BROOKLYN, N.Y. (BP)–Evergreen Baptist Church members in Brooklyn, N.Y., are raising money for a motorcycle.
It’s not that they want to join the bus tour of Southern Baptist Convention President Bobby Welch, who is visiting Southern Baptist churches across the nation. Instead, Evergreen members have been on a tour of their own, to Guyana, on the northern edge of South America, where they worked this summer in a church their pastor, Arnaldo Campbell, started 40 years ago. Guyana is where the motorcycle will be used.
“We’re fulfilling the Great Commission,” Campbell said. “My wife is a nurse. She gave AIDS and HIV clinics. I preached. We also did Vacation Bible School.”
The needs are many in Guyana, Campbell said, but Evergreen’s focus since their mission trip is to complete the parsonage and get transportation for the pastor.
“This is what it’s all about,” Campbell said he told his congregation upon the group’s return. “We’re about the Great Commission and it takes money to work the program. Without money we cannot do it.”
That’s why he’s led Evergreen for the last 31 years to give 11 percent of undesignated tithes and offerings to the Cooperative Program, the SBC’s Southern Baptists’ unified giving plan for national and international missions and ministries.
“The theological education I received I did not pay for,” Campbell said. “It was the [Cooperative Program that] gave me my education. I feel greatly indebted because of that.”
Discipleship Training on Sunday afternoons, prayer on Wednesdays and youth fellowship on Fridays are some of the ways Evergreen tries to provide the instruction its members need to grow in the Lord, the pastor said.
The 150 people who attend Sunday morning worship at Evergreen have roots in about 10 nations. Many are bilingual English and Spanish speakers.
“I’m optimistic about the future of this congregation,” Campbell said. “We have a nice group of people. They love the Lord. I think our better years are ahead of us, not behind us.”
The church has a group of young adults who “are really motivated,” Campbell said.
“They’re reaching out, sharing their faith.

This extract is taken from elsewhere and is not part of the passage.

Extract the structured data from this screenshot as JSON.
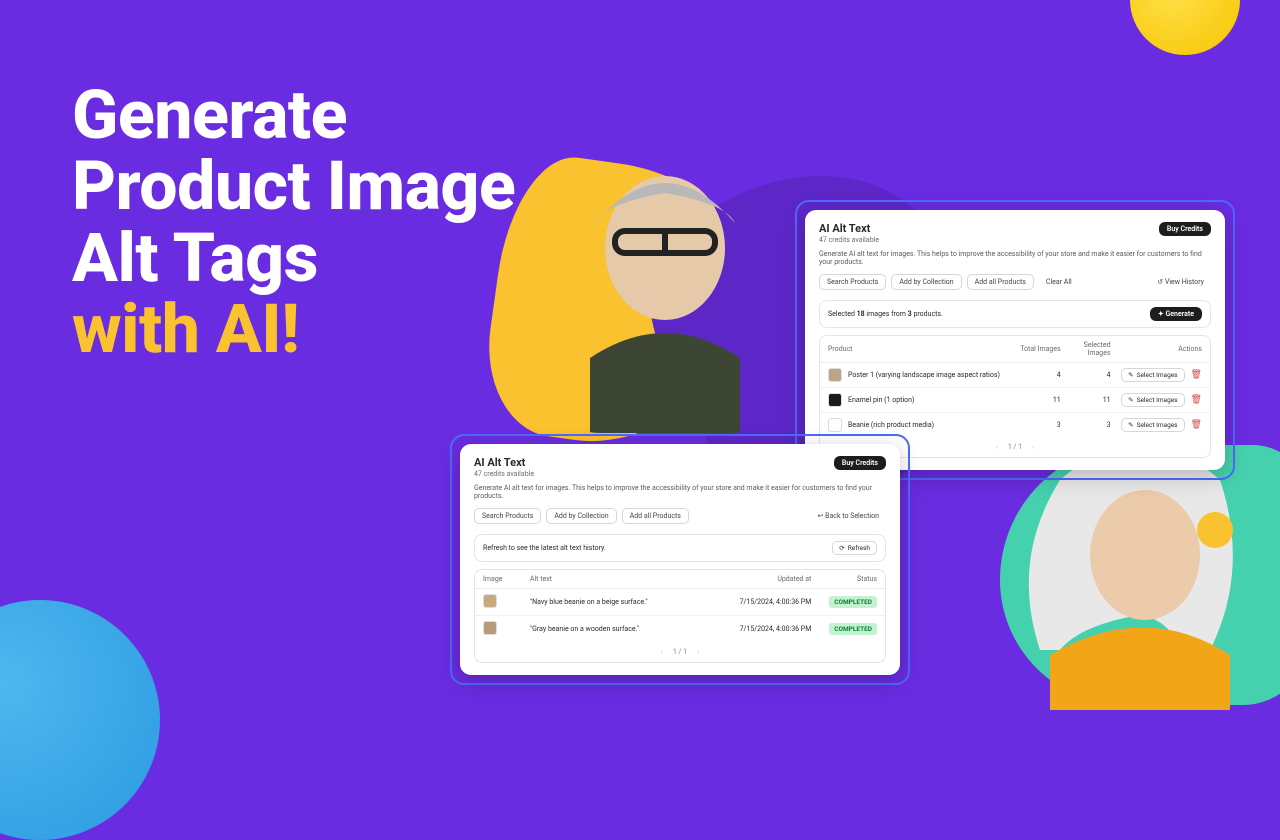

I would say they’re highly motivated, and that’s an encouragement to me,” he said. “We try to challenge them and provide them with the tools they need to grow in their relationship to the Lord Jesus Christ. We encourage them to go to [training] conferences, and on their own they’re getting into the Bible and reading other books that also are inspiring them.”
Those young adults are motivated to spend time with the Lord when they’re alone, Campbell said.
“It’s what they’re doing on their own that is making the difference,” Campbell said. “They’re hungering and thirsting for God. They’re not depending just on my preaching, but are getting into the Word and studying.”
Evergreen has baptized four people this year.
“We’re not reaching as many lost people as we should,” Campbell said. “What happens Sunday morning is a reflection of what we do during the week, and we haven’t been reaching out like we should.”
The community is changing from predominantly African-American to Hispanic, Campbell said. Evergreen was the first black Southern Baptist church in New York state.
“That’s no excuse, of course,” Campbell said. “We’re supposed to impact the community where we’re at. I’m praying for the day the majority of our members are coming from this community.”
Prayer is singularly important to Campbell. He learned about the power of pray from Bertha Smith, a missionary in China for 42 years.
“I had the privilege of sharing a home with her for six months in Guyana,” Campbell said. “It’s from her I learned the secret of prayer and the spirit-filled life, how to really walk in the spirit.
“I believe very strongly in the power of prayer,” Campbell added. “Prayer is the engine that drives the church. If it’s not undergirded with prayer, whatever you do is futile.”